Hours before the oath, USCIS officials invited me to be the keynote speaker at the event. Of course, I accepted the great honor. It was my first assignment as an American citizen.
"Where else in the world are people from 30 countries naturalized on a normal afternoon?" I asked.
"We are fortunate to become part of the greatest democracy in the world; with this privilege come big responsibilities," I said to the applause of those who, like me, were celebrating a landmark in their lives, a rebirth of sorts.
It is a dream come true that millions of people in the world also yearn for, especially in places where there is no freedom. It is, in essence, what the founders of our new nation sought.
There are no words to express the depth of my feelings. Only those who have been naturalized after a long immigration process can relate.
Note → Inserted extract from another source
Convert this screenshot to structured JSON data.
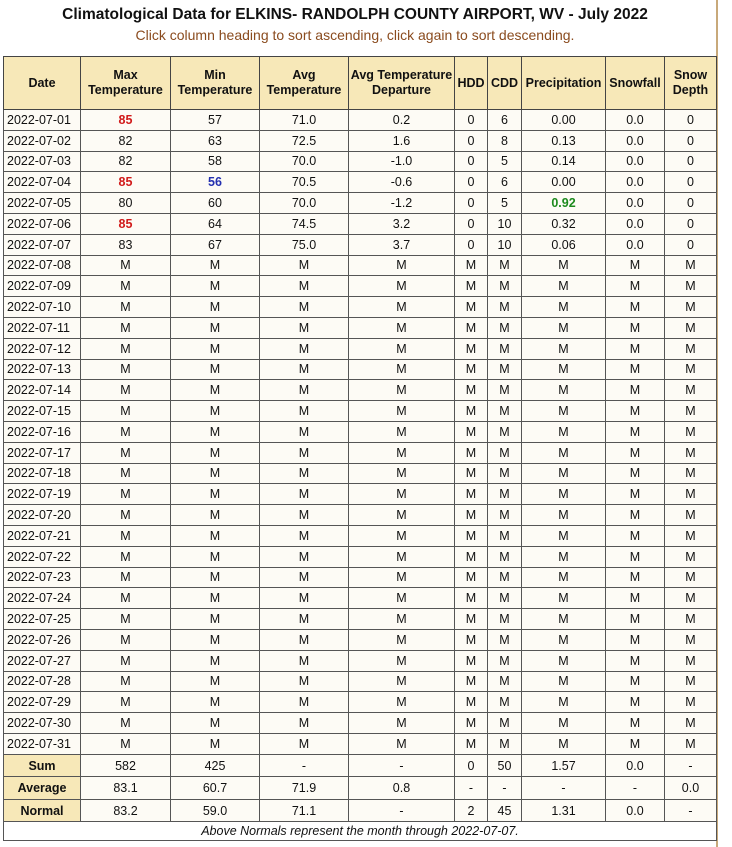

But if I were to define the act of naturalization, I would say that it is a treasure, a gift from the United States for our contributions, our good moral character and our perseverance.
I would like to think it's also a gift from God. What are the chances that I got my green card on Sept. 29, 2004 and on Sept. 29, 2009 I became a citizen? That's exactly five years, the minimum required by law.
The ceremony began with a moving video showing historical photographs of immigrants with quotes in which they shared their patriotism. Later, at one of the most emotional moments, a list was read of the new citizens by country of origin. Each group was to stand up. Colombia had the largest number: 24. There were immigrants from Uzbekistan, Morocco and Great Britain. There were 12 of us from Venezuela.
We were all happy, united by the realization of our common dream, although reaching it through different paths. In mine, there had been instances of anxiety, fear, euphoria. There were even nights in which I couldn't sleep because my future was unknown.
Not to mention the numerous challenges to demonstrate that I had something of value to contribute. Visits to attorneys, searches for documents, notarized translations, letters of recommendation, university grades, and the financial upheaval that came from meeting all those obligations.
In a bag they gave us, we found the flag, a copy of the Constitution and the Citizen's Almanac, which lists the contributions made by Americans born abroad in all areas of society, like Alexander Hamilton and Albert Einstein. It also included an application to register as a Florida voter and instructions on how to obtain a U.S passport.
As is traditional, a video message from the president congratulating the new citizens closed the event.
"You can help write the next chapter of our American story," Barack Obama said. "I am proud to welcome you as a citizen of this nation."
And I, Mr. President, am proud to be one of you.
ABOUT THE WRITER
Daniel Shoer-Roth is El Nuevo Herald's metro columnist.